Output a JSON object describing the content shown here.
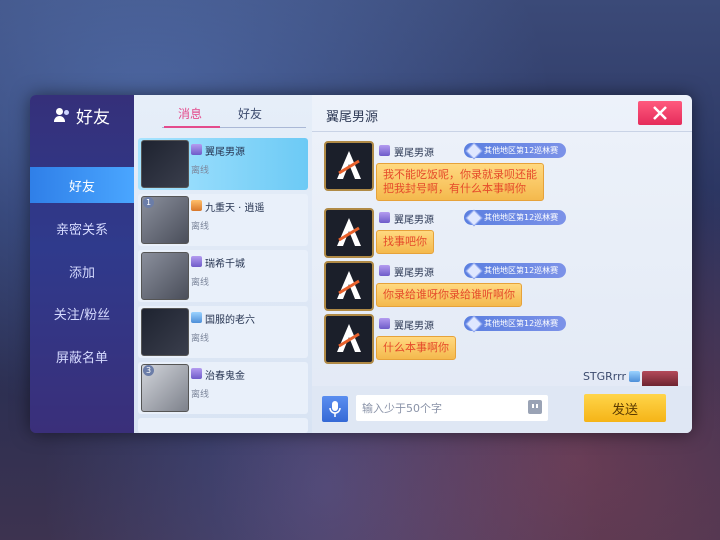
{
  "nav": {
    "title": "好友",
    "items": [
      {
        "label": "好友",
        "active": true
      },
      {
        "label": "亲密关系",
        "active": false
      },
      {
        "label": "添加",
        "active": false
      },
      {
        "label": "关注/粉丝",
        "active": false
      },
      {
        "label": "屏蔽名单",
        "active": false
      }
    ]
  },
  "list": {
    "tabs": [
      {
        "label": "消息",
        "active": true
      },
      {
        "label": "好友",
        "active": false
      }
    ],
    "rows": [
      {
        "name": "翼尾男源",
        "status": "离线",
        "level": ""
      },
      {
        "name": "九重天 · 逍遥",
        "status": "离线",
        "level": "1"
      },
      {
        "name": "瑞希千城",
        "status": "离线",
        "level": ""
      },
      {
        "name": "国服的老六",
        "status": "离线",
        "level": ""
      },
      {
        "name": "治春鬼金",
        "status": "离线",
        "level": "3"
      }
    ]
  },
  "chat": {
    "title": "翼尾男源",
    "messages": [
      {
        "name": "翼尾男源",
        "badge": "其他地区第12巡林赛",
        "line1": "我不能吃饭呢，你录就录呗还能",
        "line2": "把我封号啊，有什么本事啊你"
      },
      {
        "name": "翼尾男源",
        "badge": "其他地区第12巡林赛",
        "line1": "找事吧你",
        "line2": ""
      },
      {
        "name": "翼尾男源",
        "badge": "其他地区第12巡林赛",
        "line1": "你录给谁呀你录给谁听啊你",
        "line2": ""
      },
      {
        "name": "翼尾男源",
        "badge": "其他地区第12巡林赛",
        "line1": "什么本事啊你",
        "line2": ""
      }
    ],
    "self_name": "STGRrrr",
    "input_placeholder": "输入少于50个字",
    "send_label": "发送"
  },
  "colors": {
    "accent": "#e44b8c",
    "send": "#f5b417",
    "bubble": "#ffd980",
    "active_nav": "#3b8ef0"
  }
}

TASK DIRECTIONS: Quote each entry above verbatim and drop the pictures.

WRITTEN SOLUTION:
Output a JSON object describing the content shown here.
{
  "nav": {
    "title": "好友",
    "items": [
      {
        "label": "好友",
        "active": true
      },
      {
        "label": "亲密关系",
        "active": false
      },
      {
        "label": "添加",
        "active": false
      },
      {
        "label": "关注/粉丝",
        "active": false
      },
      {
        "label": "屏蔽名单",
        "active": false
      }
    ]
  },
  "list": {
    "tabs": [
      {
        "label": "消息",
        "active": true
      },
      {
        "label": "好友",
        "active": false
      }
    ],
    "rows": [
      {
        "name": "翼尾男源",
        "status": "离线",
        "level": ""
      },
      {
        "name": "九重天 · 逍遥",
        "status": "离线",
        "level": "1"
      },
      {
        "name": "瑞希千城",
        "status": "离线",
        "level": ""
      },
      {
        "name": "国服的老六",
        "status": "离线",
        "level": ""
      },
      {
        "name": "治春鬼金",
        "status": "离线",
        "level": "3"
      }
    ]
  },
  "chat": {
    "title": "翼尾男源",
    "messages": [
      {
        "name": "翼尾男源",
        "badge": "其他地区第12巡林赛",
        "line1": "我不能吃饭呢，你录就录呗还能",
        "line2": "把我封号啊，有什么本事啊你"
      },
      {
        "name": "翼尾男源",
        "badge": "其他地区第12巡林赛",
        "line1": "找事吧你",
        "line2": ""
      },
      {
        "name": "翼尾男源",
        "badge": "其他地区第12巡林赛",
        "line1": "你录给谁呀你录给谁听啊你",
        "line2": ""
      },
      {
        "name": "翼尾男源",
        "badge": "其他地区第12巡林赛",
        "line1": "什么本事啊你",
        "line2": ""
      }
    ],
    "self_name": "STGRrrr",
    "input_placeholder": "输入少于50个字",
    "send_label": "发送"
  },
  "colors": {
    "accent": "#e44b8c",
    "send": "#f5b417",
    "bubble": "#ffd980",
    "active_nav": "#3b8ef0"
  }
}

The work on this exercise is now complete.